* Required work *
Each of the entries below should be written out exactly as it reads.

* Records for the exercise *
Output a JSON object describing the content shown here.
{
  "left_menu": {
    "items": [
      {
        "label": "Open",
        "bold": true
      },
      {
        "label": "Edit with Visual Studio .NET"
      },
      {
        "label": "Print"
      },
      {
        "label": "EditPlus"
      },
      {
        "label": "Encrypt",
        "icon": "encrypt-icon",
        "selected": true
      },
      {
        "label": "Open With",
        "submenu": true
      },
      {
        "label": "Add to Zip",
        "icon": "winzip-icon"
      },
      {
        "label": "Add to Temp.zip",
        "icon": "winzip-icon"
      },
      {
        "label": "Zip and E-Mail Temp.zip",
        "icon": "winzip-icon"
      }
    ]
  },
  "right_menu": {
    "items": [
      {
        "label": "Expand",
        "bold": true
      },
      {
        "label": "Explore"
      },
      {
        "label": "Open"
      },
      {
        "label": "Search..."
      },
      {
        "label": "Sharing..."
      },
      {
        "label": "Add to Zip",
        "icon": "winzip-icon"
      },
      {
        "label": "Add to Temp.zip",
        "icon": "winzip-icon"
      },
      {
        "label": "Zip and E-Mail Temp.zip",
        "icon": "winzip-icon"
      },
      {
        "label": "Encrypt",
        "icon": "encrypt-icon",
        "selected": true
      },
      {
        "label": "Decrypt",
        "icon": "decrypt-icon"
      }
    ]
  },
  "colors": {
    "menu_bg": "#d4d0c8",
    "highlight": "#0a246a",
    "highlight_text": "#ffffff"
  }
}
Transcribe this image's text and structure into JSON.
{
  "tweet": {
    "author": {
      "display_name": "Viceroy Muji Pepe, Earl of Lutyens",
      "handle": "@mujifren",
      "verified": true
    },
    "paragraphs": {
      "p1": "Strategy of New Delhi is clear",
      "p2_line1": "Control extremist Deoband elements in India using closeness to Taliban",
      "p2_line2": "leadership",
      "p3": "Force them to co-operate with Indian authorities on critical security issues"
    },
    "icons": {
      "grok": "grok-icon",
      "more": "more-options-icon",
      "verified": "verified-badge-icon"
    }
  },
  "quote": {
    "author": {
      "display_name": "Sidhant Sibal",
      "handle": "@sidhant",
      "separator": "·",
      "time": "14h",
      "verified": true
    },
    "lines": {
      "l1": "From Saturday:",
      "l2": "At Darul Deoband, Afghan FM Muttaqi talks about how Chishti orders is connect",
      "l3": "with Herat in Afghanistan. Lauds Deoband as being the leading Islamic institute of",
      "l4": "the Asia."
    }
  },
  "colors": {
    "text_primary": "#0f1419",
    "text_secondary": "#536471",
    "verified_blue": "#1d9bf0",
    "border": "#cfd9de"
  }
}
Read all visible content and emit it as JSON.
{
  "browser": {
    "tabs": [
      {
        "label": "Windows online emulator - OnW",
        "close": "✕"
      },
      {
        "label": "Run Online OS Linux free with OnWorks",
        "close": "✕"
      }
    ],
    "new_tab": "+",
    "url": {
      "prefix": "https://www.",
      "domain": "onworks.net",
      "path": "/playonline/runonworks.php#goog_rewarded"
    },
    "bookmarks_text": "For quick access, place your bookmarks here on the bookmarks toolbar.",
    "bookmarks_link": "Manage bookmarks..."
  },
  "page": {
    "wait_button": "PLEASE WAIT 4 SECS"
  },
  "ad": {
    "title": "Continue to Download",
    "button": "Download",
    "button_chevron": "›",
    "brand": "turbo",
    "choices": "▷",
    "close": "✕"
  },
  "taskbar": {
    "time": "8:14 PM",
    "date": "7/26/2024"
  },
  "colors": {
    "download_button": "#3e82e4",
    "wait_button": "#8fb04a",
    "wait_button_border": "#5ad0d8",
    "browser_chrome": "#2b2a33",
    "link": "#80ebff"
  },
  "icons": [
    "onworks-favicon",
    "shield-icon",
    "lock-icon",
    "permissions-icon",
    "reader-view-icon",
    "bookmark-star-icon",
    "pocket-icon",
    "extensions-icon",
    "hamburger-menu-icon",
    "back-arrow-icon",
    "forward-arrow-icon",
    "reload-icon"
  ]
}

* Reply *
Output a JSON object describing the content shown here.
{
  "left_menu": {
    "items": [
      {
        "label": "Open",
        "bold": true
      },
      {
        "label": "Edit with Visual Studio .NET"
      },
      {
        "label": "Print"
      },
      {
        "label": "EditPlus"
      },
      {
        "label": "Encrypt",
        "icon": "encrypt-icon",
        "selected": true
      },
      {
        "label": "Open With",
        "submenu": true
      },
      {
        "label": "Add to Zip",
        "icon": "winzip-icon"
      },
      {
        "label": "Add to Temp.zip",
        "icon": "winzip-icon"
      },
      {
        "label": "Zip and E-Mail Temp.zip",
        "icon": "winzip-icon"
      }
    ]
  },
  "right_menu": {
    "items": [
      {
        "label": "Expand",
        "bold": true
      },
      {
        "label": "Explore"
      },
      {
        "label": "Open"
      },
      {
        "label": "Search..."
      },
      {
        "label": "Sharing..."
      },
      {
        "label": "Add to Zip",
        "icon": "winzip-icon"
      },
      {
        "label": "Add to Temp.zip",
        "icon": "winzip-icon"
      },
      {
        "label": "Zip and E-Mail Temp.zip",
        "icon": "winzip-icon"
      },
      {
        "label": "Encrypt",
        "icon": "encrypt-icon",
        "selected": true
      },
      {
        "label": "Decrypt",
        "icon": "decrypt-icon"
      }
    ]
  },
  "colors": {
    "menu_bg": "#d4d0c8",
    "highlight": "#0a246a",
    "highlight_text": "#ffffff"
  }
}
Transcribe this image's text and structure into JSON.
{
  "tweet": {
    "author": {
      "display_name": "Viceroy Muji Pepe, Earl of Lutyens",
      "handle": "@mujifren",
      "verified": true
    },
    "paragraphs": {
      "p1": "Strategy of New Delhi is clear",
      "p2_line1": "Control extremist Deoband elements in India using closeness to Taliban",
      "p2_line2": "leadership",
      "p3": "Force them to co-operate with Indian authorities on critical security issues"
    },
    "icons": {
      "grok": "grok-icon",
      "more": "more-options-icon",
      "verified": "verified-badge-icon"
    }
  },
  "quote": {
    "author": {
      "display_name": "Sidhant Sibal",
      "handle": "@sidhant",
      "separator": "·",
      "time": "14h",
      "verified": true
    },
    "lines": {
      "l1": "From Saturday:",
      "l2": "At Darul Deoband, Afghan FM Muttaqi talks about how Chishti orders is connect",
      "l3": "with Herat in Afghanistan. Lauds Deoband as being the leading Islamic institute of",
      "l4": "the Asia."
    }
  },
  "colors": {
    "text_primary": "#0f1419",
    "text_secondary": "#536471",
    "verified_blue": "#1d9bf0",
    "border": "#cfd9de"
  }
}
Read all visible content and emit it as JSON.
{
  "browser": {
    "tabs": [
      {
        "label": "Windows online emulator - OnW",
        "close": "✕"
      },
      {
        "label": "Run Online OS Linux free with OnWorks",
        "close": "✕"
      }
    ],
    "new_tab": "+",
    "url": {
      "prefix": "https://www.",
      "domain": "onworks.net",
      "path": "/playonline/runonworks.php#goog_rewarded"
    },
    "bookmarks_text": "For quick access, place your bookmarks here on the bookmarks toolbar.",
    "bookmarks_link": "Manage bookmarks..."
  },
  "page": {
    "wait_button": "PLEASE WAIT 4 SECS"
  },
  "ad": {
    "title": "Continue to Download",
    "button": "Download",
    "button_chevron": "›",
    "brand": "turbo",
    "choices": "▷",
    "close": "✕"
  },
  "taskbar": {
    "time": "8:14 PM",
    "date": "7/26/2024"
  },
  "colors": {
    "download_button": "#3e82e4",
    "wait_button": "#8fb04a",
    "wait_button_border": "#5ad0d8",
    "browser_chrome": "#2b2a33",
    "link": "#80ebff"
  },
  "icons": [
    "onworks-favicon",
    "shield-icon",
    "lock-icon",
    "permissions-icon",
    "reader-view-icon",
    "bookmark-star-icon",
    "pocket-icon",
    "extensions-icon",
    "hamburger-menu-icon",
    "back-arrow-icon",
    "forward-arrow-icon",
    "reload-icon"
  ]
}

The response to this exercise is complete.